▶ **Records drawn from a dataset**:
((

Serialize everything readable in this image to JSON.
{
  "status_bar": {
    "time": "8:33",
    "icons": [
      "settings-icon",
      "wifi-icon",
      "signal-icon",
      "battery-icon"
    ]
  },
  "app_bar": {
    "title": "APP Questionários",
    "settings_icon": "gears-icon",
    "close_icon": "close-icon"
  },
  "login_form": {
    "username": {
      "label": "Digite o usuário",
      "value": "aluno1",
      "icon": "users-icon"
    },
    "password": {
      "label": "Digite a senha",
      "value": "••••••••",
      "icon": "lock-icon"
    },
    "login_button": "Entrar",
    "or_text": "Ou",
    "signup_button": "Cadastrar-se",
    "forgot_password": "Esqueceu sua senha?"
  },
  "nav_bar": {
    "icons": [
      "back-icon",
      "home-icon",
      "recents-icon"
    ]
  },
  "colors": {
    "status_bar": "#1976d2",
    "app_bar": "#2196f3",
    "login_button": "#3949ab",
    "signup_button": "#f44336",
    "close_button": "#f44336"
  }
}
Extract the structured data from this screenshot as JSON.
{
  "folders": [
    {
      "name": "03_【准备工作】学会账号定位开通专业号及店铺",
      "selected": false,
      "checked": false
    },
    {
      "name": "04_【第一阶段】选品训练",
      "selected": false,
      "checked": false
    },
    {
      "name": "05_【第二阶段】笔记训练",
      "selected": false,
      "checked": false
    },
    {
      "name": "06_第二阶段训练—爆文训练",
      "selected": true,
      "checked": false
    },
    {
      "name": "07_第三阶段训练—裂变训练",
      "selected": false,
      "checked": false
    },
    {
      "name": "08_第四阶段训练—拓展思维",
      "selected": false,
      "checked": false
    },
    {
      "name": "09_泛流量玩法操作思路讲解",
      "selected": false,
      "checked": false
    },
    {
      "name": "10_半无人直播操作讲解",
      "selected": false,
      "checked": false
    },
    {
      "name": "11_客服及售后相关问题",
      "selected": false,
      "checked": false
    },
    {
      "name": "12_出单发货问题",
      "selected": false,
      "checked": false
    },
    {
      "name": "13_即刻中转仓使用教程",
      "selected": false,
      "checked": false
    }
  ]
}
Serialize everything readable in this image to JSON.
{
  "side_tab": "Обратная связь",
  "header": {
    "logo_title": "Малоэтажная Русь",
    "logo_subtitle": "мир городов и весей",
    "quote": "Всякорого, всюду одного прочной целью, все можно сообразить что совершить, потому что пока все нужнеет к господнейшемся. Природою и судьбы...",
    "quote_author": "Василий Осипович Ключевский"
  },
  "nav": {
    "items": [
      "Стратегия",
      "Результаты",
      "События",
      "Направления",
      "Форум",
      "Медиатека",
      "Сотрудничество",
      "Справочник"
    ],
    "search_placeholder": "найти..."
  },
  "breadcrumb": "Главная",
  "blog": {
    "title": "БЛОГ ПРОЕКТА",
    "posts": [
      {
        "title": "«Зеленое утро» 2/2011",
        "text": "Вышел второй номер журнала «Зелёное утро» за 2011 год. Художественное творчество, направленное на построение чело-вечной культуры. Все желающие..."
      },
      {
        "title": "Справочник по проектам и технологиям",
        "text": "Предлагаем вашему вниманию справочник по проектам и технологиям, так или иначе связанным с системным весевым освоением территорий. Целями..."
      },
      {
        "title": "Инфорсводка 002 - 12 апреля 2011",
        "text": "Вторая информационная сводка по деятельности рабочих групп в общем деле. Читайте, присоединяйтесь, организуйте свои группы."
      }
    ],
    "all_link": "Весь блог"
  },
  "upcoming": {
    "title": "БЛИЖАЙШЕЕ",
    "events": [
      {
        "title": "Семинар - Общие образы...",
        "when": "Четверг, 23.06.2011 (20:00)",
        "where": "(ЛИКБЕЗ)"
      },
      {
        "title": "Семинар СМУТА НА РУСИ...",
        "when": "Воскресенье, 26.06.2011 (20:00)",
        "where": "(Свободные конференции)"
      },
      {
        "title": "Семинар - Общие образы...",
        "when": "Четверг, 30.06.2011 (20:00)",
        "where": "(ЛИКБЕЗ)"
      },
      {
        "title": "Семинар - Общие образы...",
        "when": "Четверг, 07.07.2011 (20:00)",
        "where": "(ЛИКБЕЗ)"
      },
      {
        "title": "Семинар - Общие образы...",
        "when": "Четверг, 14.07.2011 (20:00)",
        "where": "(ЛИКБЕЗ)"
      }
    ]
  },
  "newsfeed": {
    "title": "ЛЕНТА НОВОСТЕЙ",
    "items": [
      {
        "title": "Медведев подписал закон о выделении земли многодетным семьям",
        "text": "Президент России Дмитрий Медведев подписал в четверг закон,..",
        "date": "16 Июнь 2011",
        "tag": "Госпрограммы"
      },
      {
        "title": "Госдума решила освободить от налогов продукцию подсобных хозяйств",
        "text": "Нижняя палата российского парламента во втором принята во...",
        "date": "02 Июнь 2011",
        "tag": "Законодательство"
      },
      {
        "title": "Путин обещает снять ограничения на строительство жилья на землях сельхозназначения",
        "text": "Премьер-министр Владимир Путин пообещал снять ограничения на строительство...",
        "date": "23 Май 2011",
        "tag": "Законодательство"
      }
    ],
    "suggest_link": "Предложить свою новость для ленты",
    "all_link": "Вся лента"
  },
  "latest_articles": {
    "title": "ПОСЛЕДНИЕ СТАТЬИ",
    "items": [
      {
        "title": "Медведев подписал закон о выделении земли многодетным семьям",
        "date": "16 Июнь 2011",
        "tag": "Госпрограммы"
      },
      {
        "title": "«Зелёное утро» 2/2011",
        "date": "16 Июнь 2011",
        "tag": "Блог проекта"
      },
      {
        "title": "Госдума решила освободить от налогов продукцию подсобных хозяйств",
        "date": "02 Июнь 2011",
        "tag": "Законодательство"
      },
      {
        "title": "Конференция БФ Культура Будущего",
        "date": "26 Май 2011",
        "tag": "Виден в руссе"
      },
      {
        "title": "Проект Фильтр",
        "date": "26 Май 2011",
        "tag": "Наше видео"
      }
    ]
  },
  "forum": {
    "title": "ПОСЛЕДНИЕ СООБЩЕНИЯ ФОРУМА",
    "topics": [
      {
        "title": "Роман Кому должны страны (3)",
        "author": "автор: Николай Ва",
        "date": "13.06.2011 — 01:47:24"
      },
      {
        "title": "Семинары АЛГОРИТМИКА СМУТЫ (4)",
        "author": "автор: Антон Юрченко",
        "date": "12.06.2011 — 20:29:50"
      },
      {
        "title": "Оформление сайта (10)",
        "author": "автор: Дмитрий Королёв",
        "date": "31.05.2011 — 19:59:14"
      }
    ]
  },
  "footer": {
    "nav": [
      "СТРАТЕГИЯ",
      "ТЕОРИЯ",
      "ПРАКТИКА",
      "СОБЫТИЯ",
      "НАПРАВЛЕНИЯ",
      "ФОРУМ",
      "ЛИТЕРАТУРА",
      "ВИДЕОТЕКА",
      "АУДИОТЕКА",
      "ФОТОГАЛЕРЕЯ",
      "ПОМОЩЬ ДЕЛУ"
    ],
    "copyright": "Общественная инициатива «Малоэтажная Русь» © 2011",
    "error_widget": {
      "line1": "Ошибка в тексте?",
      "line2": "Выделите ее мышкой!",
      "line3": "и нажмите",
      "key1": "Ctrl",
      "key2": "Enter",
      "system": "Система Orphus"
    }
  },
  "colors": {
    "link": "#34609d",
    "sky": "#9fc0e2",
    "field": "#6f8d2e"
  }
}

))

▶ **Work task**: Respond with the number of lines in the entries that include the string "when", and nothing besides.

▶ **Your response**: 5